Photographs. Sort of.

What, the

Assemblah 2016 – present, is a series of digital stitch-ups of landscapes. These are images composed through software, from a hand-full to several dozen separate photographs.

The process of making many slightly different images of a subject, then using software to reconstruct a grand scene from the parts is normally not problematic. If done conventionally, professionally, the process results are seamless and imperceptible in effect. The cognoscenti use digital tools and camera-handling-techniques as well as specific supporting hardware to create panoramic photographs of subjects without specialized cameras.

In Assemblah the same fundamental process takes place, but while the conventional intent is to perpetuate the singular and hermetic appearance of a photograph, this body of work attempts to break the homogeneity of the unified frame, while being undeniably “photographic”. I shoot hand-held while I wobble, wiggle, wander and fiddle during the process of shooting many adjoining frames of each scene. The rendition by the camera is mechanical and perfect while that by the man is flawed. The result is artesanal, hopefully seductive yet inexorably repellent.

Assemblah assails the naïve belief in photography by altering the semiotics we have come to expect in the medium:

  • Dissimulating the hermetic, mechanical look-and-feel of camera based images 
  • Breaking out of the expected elegance of the image circle as cropped by the light sensitive media format, instead rendering ugly formats and impossibly irregular aspect ratios  
  • Falsifying objective reality
    • Extending the lens’s depth of field
    • Extending the lens’s field of view
    • Replacing the singular focal plane found in all photographs with multiple focal planes within one image
    • Showing movement in parts of a body while associated parts remain static with regard to a common reference
    • Representing several moments in time, not a singular moment in time as convention holds
    • Serendipitous distortion of figures
    • Disjunction of planes
  • Exploring the effects of algorithmic work in assembling one image from an imperfect pool of photographs 
    • multiple perspectives fused into one frame
    • ‘irrational’ focus / out-of-focus within the frame
    • attempting to re-create forms extending through many frames

i.e. These are assemblies of multiple images of one scene. This is nothing complex – software does the work of stitching the images together, for the most part. 

What drew me to the method was the idea of making “a photograph” from many photographs.

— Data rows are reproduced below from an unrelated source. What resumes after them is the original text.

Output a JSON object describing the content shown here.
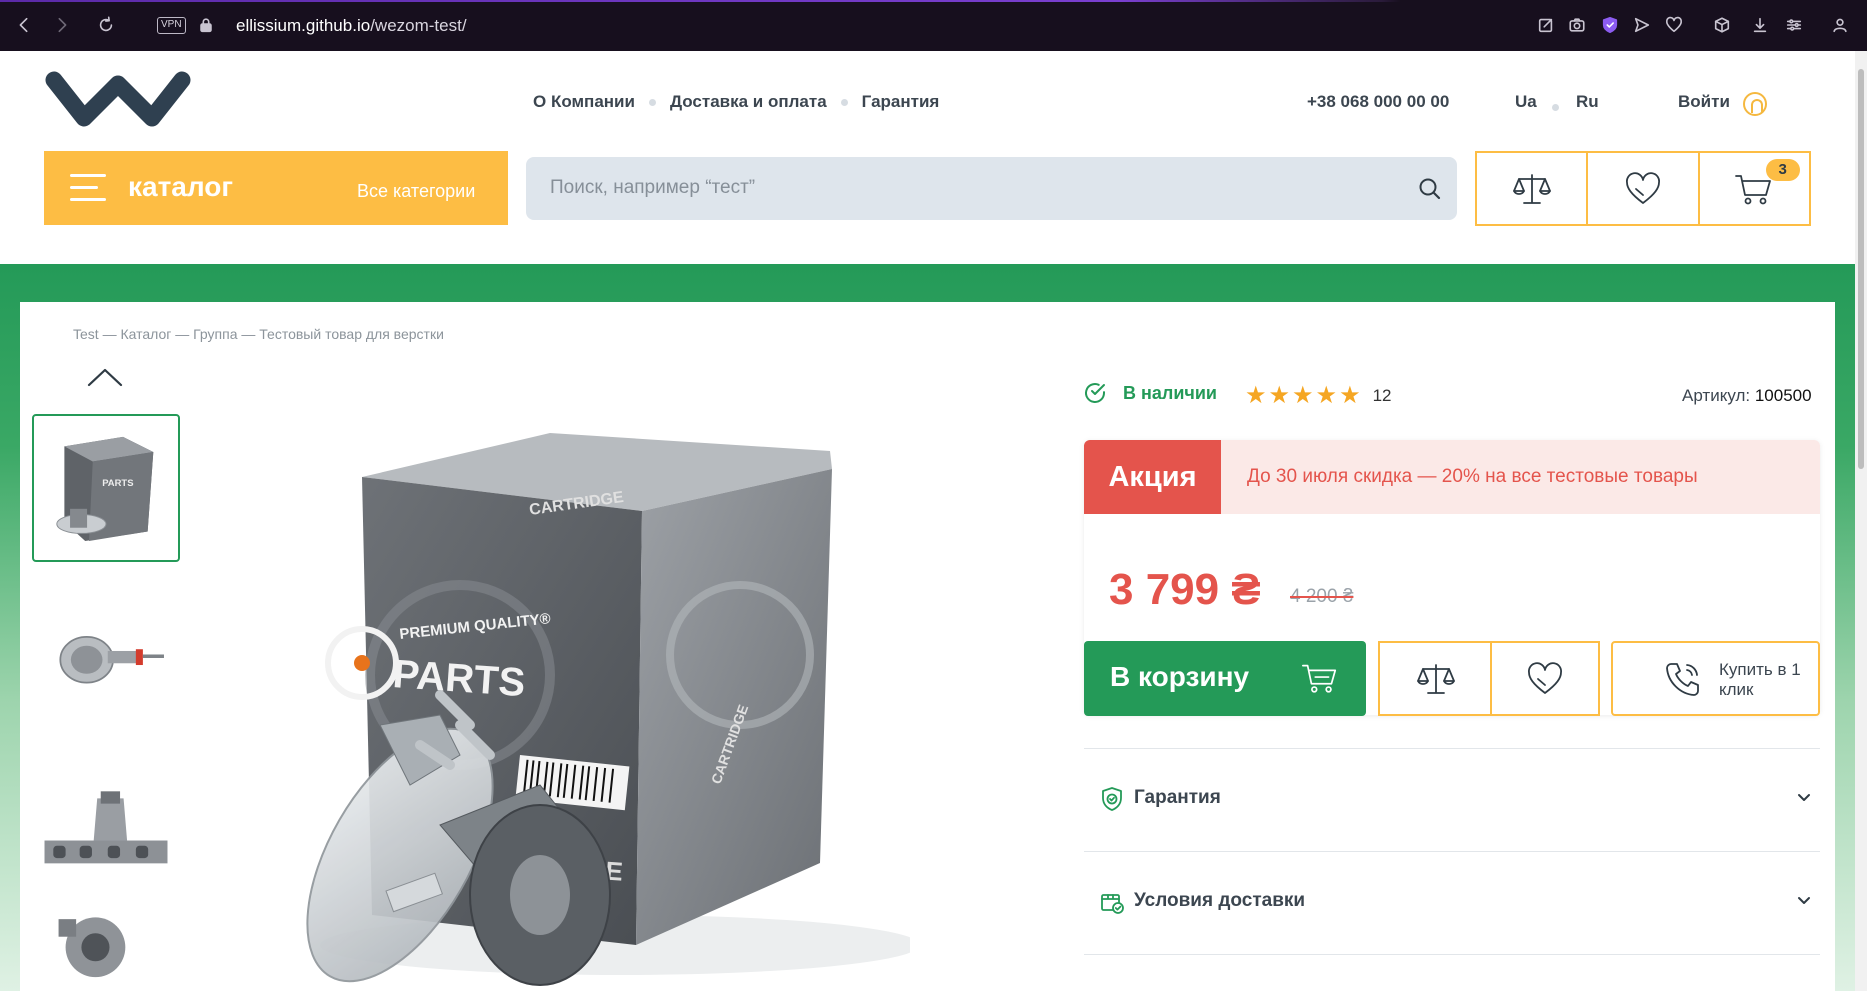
{
  "browser": {
    "url_host": "ellissium.github.io",
    "url_path": "/wezom-test/",
    "vpn_label": "VPN",
    "accent_color": "#6a35c2"
  },
  "header": {
    "nav": [
      "О Компании",
      "Доставка и оплата",
      "Гарантия"
    ],
    "phone": "+38 068 000 00 00",
    "langs": [
      "Ua",
      "Ru"
    ],
    "login": "Войти",
    "logo_color": "#2f4050"
  },
  "catalog": {
    "title": "каталог",
    "all_categories": "Все категории",
    "color": "#fdbd44"
  },
  "search": {
    "placeholder": "Поиск, например “тест”"
  },
  "actions": {
    "cart_count": "3",
    "icons": [
      "compare-icon",
      "heart-icon",
      "cart-icon"
    ]
  },
  "breadcrumb": "Test — Каталог — Группа — Тестовый товар для верстки",
  "product": {
    "stock": "В наличии",
    "rating": 5,
    "stars": "★★★★★",
    "reviews": "12",
    "sku_label": "Артикул:",
    "sku_value": "100500",
    "promo_tag": "Акция",
    "promo_text": "До 30 июля скидка — 20% на все тестовые товары",
    "price": "3 799 ₴",
    "old_price": "4 200 ₴",
    "to_cart": "В корзину",
    "one_click": "Купить в 1 клик",
    "accent_green": "#249a58",
    "accent_red": "#e4544c"
  },
  "accordion": [
    {
      "label": "Гарантия",
      "icon": "shield-icon"
    },
    {
      "label": "Условия доставки",
      "icon": "delivery-icon"
    }
  ],
  "images": {
    "box_text": [
      "PREMIUM QUALITY®",
      "PARTS",
      "CARTRIDGE",
      "RIDGE"
    ]
  }
}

In a sense, probing the boundaries of how far I can stretch the vernacular use of photographs and still have what strikes us as “a photograph”. 

Neither Vivian, nor Larry, from

I’ve long been an antagonist to photography. Or, rather, to our tendency to receive photography as hermetic truth, as proof, as objective. We usually believe that a photograph transcends the limitations of the hand and eye of the photographer while transmitting their mind’s truths and intent. As though, by merely standing in front of something and tripping the shutter, the photographer can and does create a record that has all of the ontological veracity of something mathematical. 

My favorite example of this tendency in humans is the example of someone holding up a snapshot of someone and asserting, “that’s (so and so)”. This behavior is completely – seemingly – natural to us, and completely wrong. “That” is no more your aunt or parent or, whomever, than the word “pizza” can fill your stomach. It is but a piece of paper with patterns of highlight and shadow in which we recognize our own direct visual experiences. It is the very faithfulness of the facsimile on paper which lulls us into construing the rest of the lie for our selves.

Our mind passes through photographs as the line of sight passes through an opening in a wall. 

Ask anyone to interrogate their assumptions about a specific photograph and they will likely agree that some of the “natural” assumptions we make about the image may not be the only way to interpret it. Yet, when unchallenged, we intuitively look at photographs with the tendency to hold no reserves and address ourselves to the image as though it were a mechanical transcription of ground truths at that fraction of a second when the shutter tripped. 

This naivete, the compulsive seduction of the viewer, is deeply intriguing. Photography rides the natural biological channels of human perception and sensing and results in this seemingly autonomous response when looking at an image, “that’s Larry and Vivian”.

Well … isn’t it? 

to Assemblahs